Assessment of Water Age and Quality in the Stamford, Connecticut Water Distribution System

Publication Year:
2004
Usage 519
Abstract Views 341
Downloads 178
Repository URL:
https://scholarworks.umass.edu/cee_ewre/23
Author(s):
Kansas, George
Tags:
Environmental Engineering
article description
Disinfection by-product (DBP) concentrations in drinking water distribution systems are of concern due to potential health effects. Due to the US EPA Stage 2 DisinfectantlDisinfection By-Product (DIDBP) Rule, proposed in 2003, water utilities are investigating the effects of distribution systems on water quality. Under the Stage 2 DIDBP Rule, there will be a change from use of a system-wide running annual average (RAA) to the use of locational running annual averages (LRAA) for compliance with DBP maximum contaminant levels (MCLs). The Aquarion Water Company of Connecticut (A WC) funded research into improved understanding of water quality. In the Stamford, CT distribution system, the objectives of the research were to: 1. Use fluoride tracer studies to assess hydraulic residence times; 2. Evaluate factors that affect DBP formation through field testing and laboratory experiments; 3. Understand temporal and spatial variations in DBP concentrations; and 4. In preparation for new regulations, use historical water quality data and research results to identify future water quality monitoring locations in the distribution system. The fluoride tracer studies were conducted during three separate sampling events (summer 2002, winter 2003, and summer 2003). In order to determine the spatial and temporal effects on water quality in the distribution system, field measurements of pH levels, water temperatures, and free chlorine residuals were made. In addition, samples were collected for laboratory analyses of natural organic matter (NOM), UV absorbance, and DBPs. The laboratory bottle tests used water taken from the SWTP clearwell effluent. Sterilized BOD bottles were filled at the beginning of the sampling events and held in a dark, temperature controlled climate to simulate the conditions in the distribution system.
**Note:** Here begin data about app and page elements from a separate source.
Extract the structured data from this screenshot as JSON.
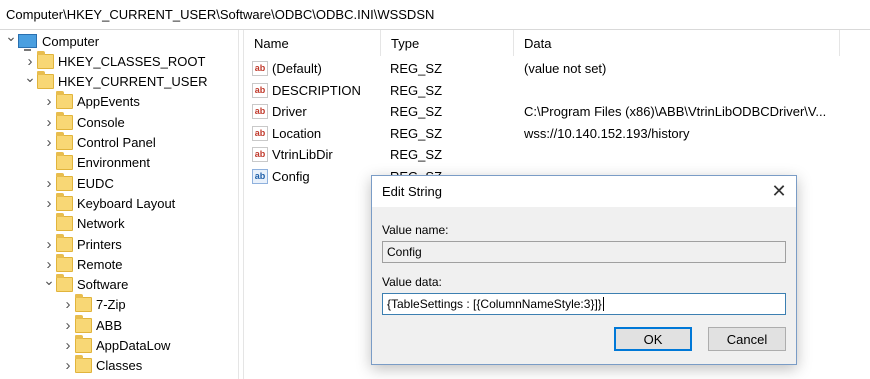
{
  "address": "Computer\\HKEY_CURRENT_USER\\Software\\ODBC\\ODBC.INI\\WSSDSN",
  "tree": [
    {
      "label": "Computer",
      "depth": 0,
      "expander": "open",
      "icon": "computer-icon"
    },
    {
      "label": "HKEY_CLASSES_ROOT",
      "depth": 1,
      "expander": "closed",
      "icon": "folder-icon"
    },
    {
      "label": "HKEY_CURRENT_USER",
      "depth": 1,
      "expander": "open",
      "icon": "folder-icon"
    },
    {
      "label": "AppEvents",
      "depth": 2,
      "expander": "closed",
      "icon": "folder-icon"
    },
    {
      "label": "Console",
      "depth": 2,
      "expander": "closed",
      "icon": "folder-icon"
    },
    {
      "label": "Control Panel",
      "depth": 2,
      "expander": "closed",
      "icon": "folder-icon"
    },
    {
      "label": "Environment",
      "depth": 2,
      "expander": "none",
      "icon": "folder-icon"
    },
    {
      "label": "EUDC",
      "depth": 2,
      "expander": "closed",
      "icon": "folder-icon"
    },
    {
      "label": "Keyboard Layout",
      "depth": 2,
      "expander": "closed",
      "icon": "folder-icon"
    },
    {
      "label": "Network",
      "depth": 2,
      "expander": "none",
      "icon": "folder-icon"
    },
    {
      "label": "Printers",
      "depth": 2,
      "expander": "closed",
      "icon": "folder-icon"
    },
    {
      "label": "Remote",
      "depth": 2,
      "expander": "closed",
      "icon": "folder-icon"
    },
    {
      "label": "Software",
      "depth": 2,
      "expander": "open",
      "icon": "folder-icon"
    },
    {
      "label": "7-Zip",
      "depth": 3,
      "expander": "closed",
      "icon": "folder-icon"
    },
    {
      "label": "ABB",
      "depth": 3,
      "expander": "closed",
      "icon": "folder-icon"
    },
    {
      "label": "AppDataLow",
      "depth": 3,
      "expander": "closed",
      "icon": "folder-icon"
    },
    {
      "label": "Classes",
      "depth": 3,
      "expander": "closed",
      "icon": "folder-icon"
    }
  ],
  "columns": {
    "name": "Name",
    "type": "Type",
    "data": "Data"
  },
  "values": [
    {
      "name": "(Default)",
      "type": "REG_SZ",
      "data": "(value not set)",
      "icon": "string-value-icon"
    },
    {
      "name": "DESCRIPTION",
      "type": "REG_SZ",
      "data": "",
      "icon": "string-value-icon"
    },
    {
      "name": "Driver",
      "type": "REG_SZ",
      "data": "C:\\Program Files (x86)\\ABB\\VtrinLibODBCDriver\\V...",
      "icon": "string-value-icon"
    },
    {
      "name": "Location",
      "type": "REG_SZ",
      "data": "wss://10.140.152.193/history",
      "icon": "string-value-icon"
    },
    {
      "name": "VtrinLibDir",
      "type": "REG_SZ",
      "data": "",
      "icon": "string-value-icon"
    },
    {
      "name": "Config",
      "type": "REG_SZ",
      "data": "",
      "icon": "config-value-icon"
    }
  ],
  "dialog": {
    "title": "Edit String",
    "close_glyph": "✕",
    "value_name_label": "Value name:",
    "value_name": "Config",
    "value_data_label": "Value data:",
    "value_data": "{TableSettings : [{ColumnNameStyle:3}]}",
    "ok_label": "OK",
    "cancel_label": "Cancel"
  },
  "icons": {
    "string_glyph": "ab"
  },
  "colors": {
    "accent": "#0078d7",
    "folder": "#f8d775"
  }
}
At various time intervals, bottles were opened and the free chlorine residual was measured while samples were collected for DBP analyses. For the summer 2002 sampling event, hydraulic residence times at monitoring sites ranged from 2 hours to 46 hours. Free chlorine residuals ranged from 1.14 mgIL at the - SWTP to 0.07 mgIL at the Long Ridge Fire Station (FS) #2 site, which had the longest residence time of the sites sampled. The TTHM concentrations in the distribution system increased with water age (maximum value = 88 p,gIL) while HAA concentrations increase to a maximum value (87 p,gIL) and then degraded for longer water ages. The effect of a water storage facility was observed at the Pond Road sampling site where an increase in fluoride concentration occurred during the step-down in fluoride dosage, probably caused by the discharge of older water with higher fluoride levels from the Roxbury storage tank. The winter 2003 event sampling sites were similar to those of the summer 2002 event in order to evaluate seasonal effects on water age. Compared to the summer 2002 results, water ages, which ranged from approximately 3 hours to 160 hours, increased due to lower water demands. The free chlorine residual (1.13 mg/L to 0.26 mgIL) had a much slower decay rate due to colder temperatures, which also resulted in the lack of noticeable HAA degradation. However, DBP levels were considerably lower than those found in the summer 2002 sampling event. The summer 2003 event showed similar trends as fonnd in the summer 2002 event. Water ages ranged from approximately 3 hours to 66 hours and the free chlorine residual ranged from 1.13 mgIL to 0.02 mgIL. TTHl\![ concentrations increased with increasing water age, reaching a maximum of III p.gIL. The peak HAA concentration (40 p.gIL) was fonnd at a residence time of 9.8 hours and showed signs of degradation at sites with greater water ages. As fonnd in the summer of 2002, some sampling sites had longer residence times due to the release of water from the Roxbury storage tanle Associated with these longer residence times were elevated THl\![ concentrations, indicating that the Roxbury storage tank contributed in some manner to the deterioration of water quality in the distribution system. Based on the Awe historical data and the findings of this research, recommendations were made as to potential water quality monitoring sites required nnder the proposed Stage 2 DIDBP Rule. These sites will be more indicative of high DBP levels and will factor in the effects associated with water storage facilities. iv